Jan 21, 2014 at 2:43 AM
Dear Friends:

I have been developing with the SevenZipLibrary for a number of months. I ran into some issues, but most I was able to resolve. I am writing you to encourage your own development with the library and to explain a major shortcoming in what is actually the documentation of the library.

In the FormMain.cs, which is the primary sample code available on the product, progress for compressions is presented as being accomplished with these lines of code:

cmp.FileCompressionStarted += new EventHandler<FileNameEventArgs>(cmp_FileCompressionStarted);

void cmp_FileCompressionStarted(object sender, FileNameEventArgs e)
l_CompressProgress.Text = String.Format("Compressing \"{0}\"", e.FileName);

Today, such approaches are totally unworkable. This sample code was written for .Net Framework 2.0. Since then Microsoft new releases of the .Net vastly changed the security system of .Net. The sample code was never updated.

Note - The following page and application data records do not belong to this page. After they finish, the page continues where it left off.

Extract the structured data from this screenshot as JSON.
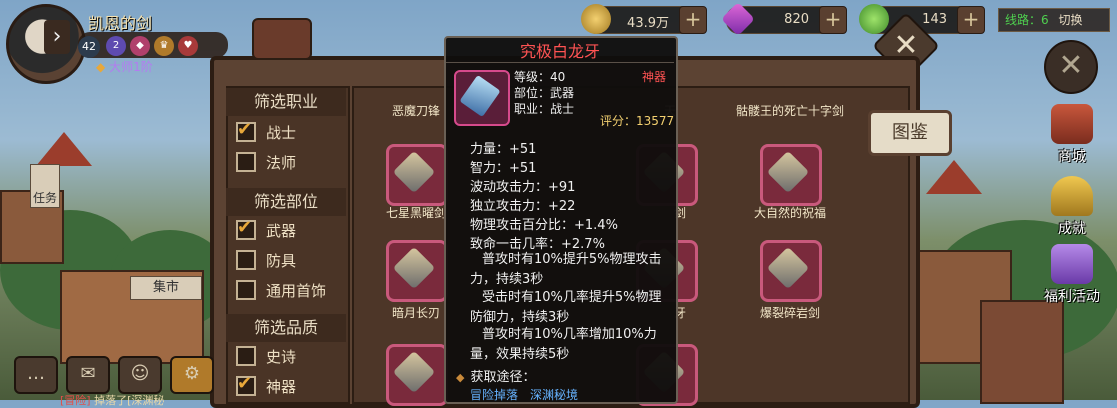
{
  "player": {
    "name": "凯恩的剑",
    "level": "42",
    "badge_level": "2",
    "title": "大师1阶"
  },
  "resources": {
    "gold": "43.9万",
    "diamond": "820",
    "heart": "143",
    "plus": "+"
  },
  "line_switch": {
    "label": "线路：6",
    "action": "切换"
  },
  "sidebar": {
    "quest": "任务",
    "market": "集市",
    "store": "商城",
    "achievement": "成就",
    "welfare": "福利活动",
    "tujian": "图鉴"
  },
  "filters": {
    "class_title": "筛选职业",
    "classes": [
      {
        "label": "战士",
        "checked": true
      },
      {
        "label": "法师",
        "checked": false
      }
    ],
    "slot_title": "筛选部位",
    "slots": [
      {
        "label": "武器",
        "checked": true
      },
      {
        "label": "防具",
        "checked": false
      },
      {
        "label": "通用首饰",
        "checked": false
      }
    ],
    "quality_title": "筛选品质",
    "qualities": [
      {
        "label": "史诗",
        "checked": false
      },
      {
        "label": "神器",
        "checked": true
      }
    ]
  },
  "items": {
    "row1": [
      "恶魔刀锋",
      "天",
      "骷髅王的死亡十字剑"
    ],
    "row2": [
      "七星黑曜剑",
      "剑",
      "大自然的祝福"
    ],
    "row3": [
      "暗月长刃",
      "牙",
      "爆裂碎岩剑"
    ]
  },
  "tooltip": {
    "name": "究极白龙牙",
    "level": "等级：40",
    "slot": "部位：武器",
    "class": "职业：战士",
    "quality": "神器",
    "score": "评分：13577",
    "stats": [
      "力量：+51",
      "智力：+51",
      "波动攻击力：+91",
      "独立攻击力：+22",
      "物理攻击百分比：+1.4%",
      "致命一击几率：+2.7%"
    ],
    "effects": [
      "普攻时有10%提升5%物理攻击力，持续3秒",
      "受击时有10%几率提升5%物理防御力，持续3秒",
      "普攻时有10%几率增加10%力量，效果持续5秒"
    ],
    "source_title": "获取途径：",
    "sources": [
      "冒险掉落",
      "深渊秘境"
    ]
  },
  "bottom_bar": {
    "chat_prefix": "[冒险]",
    "chat_text": "掉落了[深渊秘"
  }
}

Specifically, Microsoft DOES NOT want programmers running long running programs and displaying progress directly. Microsoft has deliberately coded .Net so that these types of approaches fail and fail badly. Progress done immediately in today’s .Net will (a) freeze the program so you can not even move the form, (b) produce exceptions such that the progress you are showing will simply cease to show, and (c) there is even a more nasty .Net exception that will kill the processing of the library itself. There are reports on the internet of developers claiming (a) that the SevenZipLibrary fails in showing progress and (b) that the library simply fails to compress large archives. These bad approaches in using the SevenZipLibrary have discredited the product to a degree.

The good news is that none of these harsh findings are correct. The library is fine, but you as a developer must implement this library in a totally different way to (a) avoid locking the main program, and (b) to avoid failures in compressing large archives.

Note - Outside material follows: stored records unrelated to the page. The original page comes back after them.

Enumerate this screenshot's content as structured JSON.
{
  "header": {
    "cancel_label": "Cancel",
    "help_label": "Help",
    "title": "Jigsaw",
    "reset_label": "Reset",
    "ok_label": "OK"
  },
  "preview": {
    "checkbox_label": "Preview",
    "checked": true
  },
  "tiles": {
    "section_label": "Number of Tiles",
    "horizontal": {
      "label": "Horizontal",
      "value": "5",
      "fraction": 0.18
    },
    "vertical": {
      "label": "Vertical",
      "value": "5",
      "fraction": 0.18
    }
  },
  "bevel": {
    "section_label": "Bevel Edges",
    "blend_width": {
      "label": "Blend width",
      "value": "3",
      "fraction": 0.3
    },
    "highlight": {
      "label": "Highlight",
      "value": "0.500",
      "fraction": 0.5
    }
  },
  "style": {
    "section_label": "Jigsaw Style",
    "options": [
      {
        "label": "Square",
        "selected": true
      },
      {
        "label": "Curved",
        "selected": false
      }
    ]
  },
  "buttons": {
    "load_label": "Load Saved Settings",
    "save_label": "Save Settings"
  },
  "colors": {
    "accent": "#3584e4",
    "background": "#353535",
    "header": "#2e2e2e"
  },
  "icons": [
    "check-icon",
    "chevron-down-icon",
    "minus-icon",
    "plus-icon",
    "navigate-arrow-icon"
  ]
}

The approach that will work without failure is that you must instead – as Microsoft forcefully recommends and now demands – run your compressions within a thread by itself. When you run that compression within that thread and the “cmp_FileCompressionStarted” event occurs, that thread should then send this information back to the main form via a delegate as a message. When the main form has the delegate message fired within it, the method called can then display detailed progress however you wish (a) without locking the program, and (b) even for very large compressions, all without failure whatsoever.

To be successful in your use of SevenZipLibrary, please follow this guidance for your programming without exception.


Pastor Burt, .Net Developer
Programmer for over 40 Years